Thunder Afloat (1939)
A bizarre WWI potboiler about an irascible New England shipping captain wrestling his way through duty with the Naval Reserve - which, the film's opening title tells us, actively hunted and sank German u-boats off the Atlantic coast - Thunder Afloat is a Wallace Beery vehicle top to bottom, which by 1939 meant that it was a small-budgeted, low-ambition affair. Though Beery was one of Hollywood's top 10 moneymakers throughout the '30s, by the time WWII was under way, his career limped along with unofficial B pictures, mostly comedies and wartime propaganda, until his death in 1949. When Joel and Ethan Coen had their titular hero in Barton Fink (1991) - a pretentious Odets-like playwright gone to Hollywood on contract - face the prospect of scripting a "Wallace Beery wrestling movie," something like the lowest order of business within the vast studio machine, a programmer like Thunder Afloat is what they had in mind. (Beery did actually make one wrestling film, the John Ford-directed Flesh, back in 1932, which was co-written by a slumming William Faulkner - a version of whom also figured prominently in Fink. Unbelievably, the Coens didn't know anything about the rarely-screened Flesh until after their film was completed.)

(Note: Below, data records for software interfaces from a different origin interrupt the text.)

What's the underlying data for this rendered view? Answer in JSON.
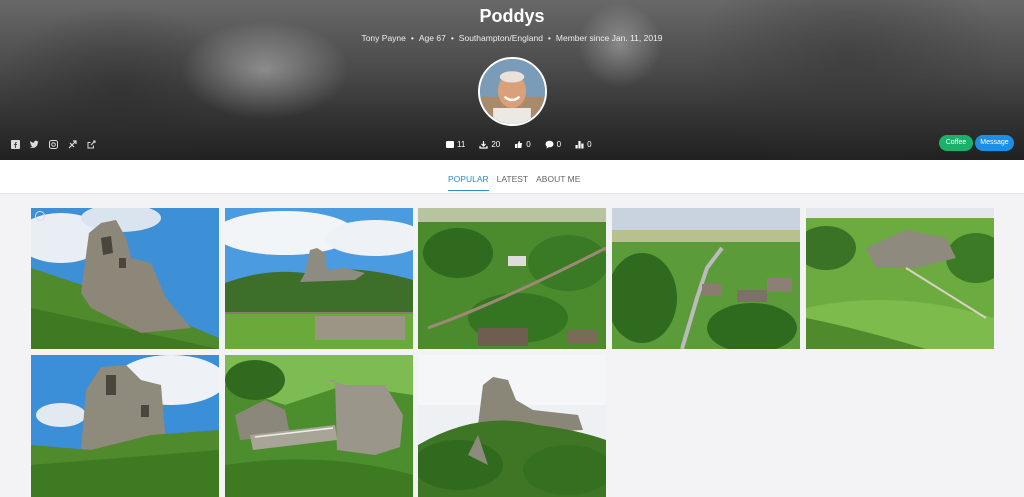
{
  "profile": {
    "username": "Poddys",
    "real_name": "Tony Payne",
    "age": "Age 67",
    "location": "Southampton/England",
    "member_since": "Member since Jan. 11, 2019"
  },
  "social_icons": [
    "facebook-icon",
    "twitter-icon",
    "instagram-icon",
    "flickr-icon",
    "external-link-icon"
  ],
  "stats": {
    "photos": "11",
    "downloads": "20",
    "likes": "0",
    "comments": "0",
    "rank": "0"
  },
  "buttons": {
    "coffee": "Coffee",
    "message": "Message"
  },
  "tabs": [
    {
      "label": "POPULAR",
      "active": true
    },
    {
      "label": "LATEST",
      "active": false
    },
    {
      "label": "ABOUT ME",
      "active": false
    }
  ],
  "colors": {
    "accent": "#2c8dc8",
    "coffee": "#1ab26b",
    "message": "#1b8fe5"
  },
  "photos": [
    "castle-ruin-blue-sky",
    "castle-on-hill-distance",
    "village-aerial-railway",
    "village-valley-view",
    "castle-grounds-event",
    "castle-tower-clouds",
    "castle-bridge-gatehouse",
    "castle-hill-trees"
  ]
}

Surely forgotten in every sense by 1940, the film plays almost like a formula project that made itself according to a Hollywood-screenplay program, without supervision. Beery's splenetic tug owner, abetted by devoted daughter Virginia Grey, nurtures a rivalry with Chester Morris's port-town competitor, and eventually tricks him into signing up for the Reserve. But then Beery's slovenly oaf, exploiting the contracts left open by Morris's departure, confronts a German sub out at sea - and has his ship sunk for his trouble. Signing up himself now, he ends up on the same sub-hunter as Morris, but as Morris's subordinate - and a predictable clash of stubborn pride and military duty commence to take the old hog down several pegs, and then allow him to redeem himself heroically in the end, just in time for Morris and Grey to realize a romance.

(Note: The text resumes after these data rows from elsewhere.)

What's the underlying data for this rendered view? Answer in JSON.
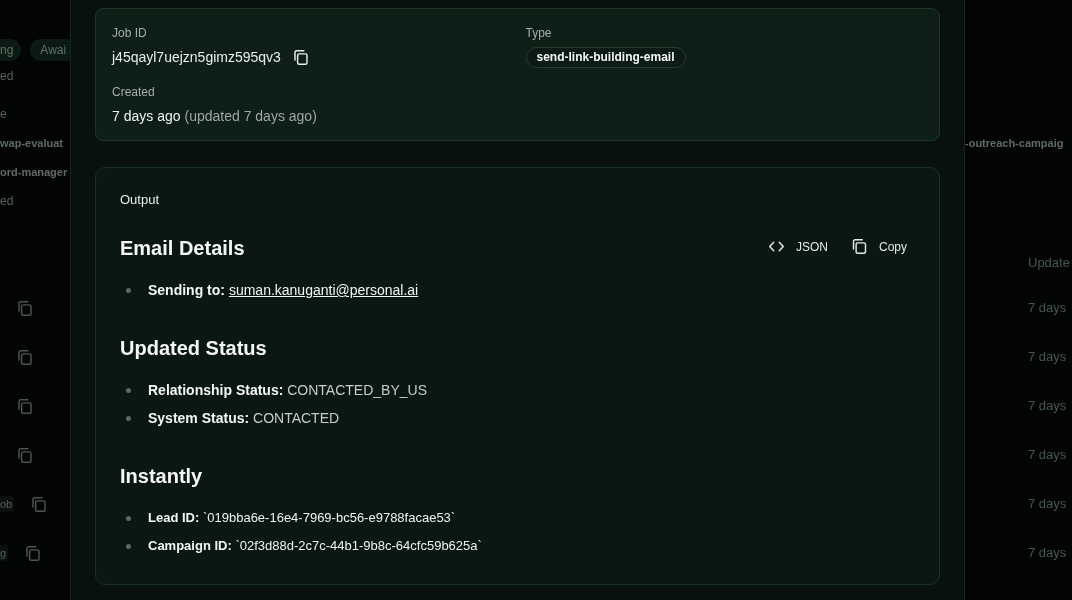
{
  "background": {
    "filter_chips": [
      "ng",
      "Awai"
    ],
    "left_texts": [
      {
        "text": "ed",
        "kind": "meta"
      },
      {
        "text": "e",
        "kind": "meta"
      },
      {
        "text": "wap-evaluat",
        "kind": "title"
      },
      {
        "text": "ord-manager",
        "kind": "title"
      },
      {
        "text": "ed",
        "kind": "meta"
      }
    ],
    "right_texts": [
      {
        "text": "-outreach-campaig",
        "kind": "title"
      }
    ],
    "table": {
      "column_header": "Update",
      "rows": [
        {
          "updated": "7 days"
        },
        {
          "updated": "7 days"
        },
        {
          "updated": "7 days"
        },
        {
          "updated": "7 days"
        },
        {
          "id_fragment": "ob",
          "updated": "7 days"
        },
        {
          "id_fragment": "g",
          "updated": "7 days"
        }
      ]
    }
  },
  "job": {
    "job_id_label": "Job ID",
    "job_id": "j45qayl7uejzn5gimz595qv3",
    "type_label": "Type",
    "type": "send-link-building-email",
    "created_label": "Created",
    "created": "7 days ago",
    "updated": "(updated 7 days ago)"
  },
  "output": {
    "title": "Output",
    "buttons": [
      {
        "kind": "json",
        "label": "JSON"
      },
      {
        "kind": "copy",
        "label": "Copy"
      }
    ],
    "sections": [
      {
        "heading": "Email Details",
        "items": [
          {
            "kind": "link",
            "label": "Sending to:",
            "value": "suman.kanuganti@personal.ai"
          }
        ]
      },
      {
        "heading": "Updated Status",
        "items": [
          {
            "kind": "plain",
            "label": "Relationship Status:",
            "value": "CONTACTED_BY_US"
          },
          {
            "kind": "plain",
            "label": "System Status:",
            "value": "CONTACTED"
          }
        ]
      },
      {
        "heading": "Instantly",
        "items": [
          {
            "kind": "code",
            "label": "Lead ID:",
            "value": "`019bba6e-16e4-7969-bc56-e9788facae53`"
          },
          {
            "kind": "code",
            "label": "Campaign ID:",
            "value": "`02f3d88d-2c7c-44b1-9b8c-64cfc59b625a`"
          }
        ]
      }
    ]
  }
}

The story is stock, but the film's historical placement is anything but. In 1939 the United States was still officially neutral in the gathering storm of WWII in Europe and Asia, and anti-German films were still virtually verboten. Instead, the filmmakers (including Andy Hardy-bound director George B. Seitz and original writer Commander Harvey Haislip) used the circumstances of 1917 as a proxy for new wartime propaganda. This remains an odd strategy, however, because films about WWI, made in Hollywood and elsewhere, were hardly ever flag-wavers, and almost never indulged in naked nationalism. The carnage-saturated and morally ambivalent legacy of the Great War was such that every culture's take on it in the subsequent decades was marked by rue, sorrow and often a sense of brotherly empathy for the enemy in question. Everyone who fought in that war experienced the conflict itself as their ultimate adversary, and the "filthy Hun" propaganda created by various governments during the fighting was quickly superseded by the pointless horror of the battlefield itself.
Thus, the bullheaded patriotism manifested in Thunder Afloat is a message out of time, pinned awkwardly to the Great War but actually targeted ahead, at the conflict to come. As it is, anachronisms are thick on the ground, from Grey's late-'30s couture to much of the naval footage of the submarines, which are distinctly interwar models, not the submersible war ships of 1914. (The impressive "Y gun" depth charge delivery system on view wasn't available until the very end of the war.) As a result, Thunder Afloat is very much a film of its precarious moment, more revealing of the day of its release than of the year in which the narrative is ostensibly set, necessarily without a single swastika or mention of Hitler.
Still, Beery was the main attraction of the day, and he's a spectacle - one of the weirdest movie stars Hollywood has ever produced, a belligerent, slow-thinking, hard-drinking yokel with slow reflexes and, though commonly cast in comedies, an unmistakable capacity for brute violence. (There is evidence that he helped beat Three Stooges creator Ted Healy to death in 1937, and Gloria Swanson claimed in her memoir that he'd raped her on their wedding night in 1917, and then forced her to drink an abortifacient.) A certain substantial chunk of the movie-going public - much of it in the South and the Midwest - loved Beery's low-class overacting and deliberate country-bumpkin grumpiness, evoking for many their own aging fathers, uncles and hometown curmudgeons. Today, Beery's charm, like Jackie Gleason's and Seth Rogen's after him, is an acquired taste, but an indelible facet of American life between the wars.
By Michael Atkinson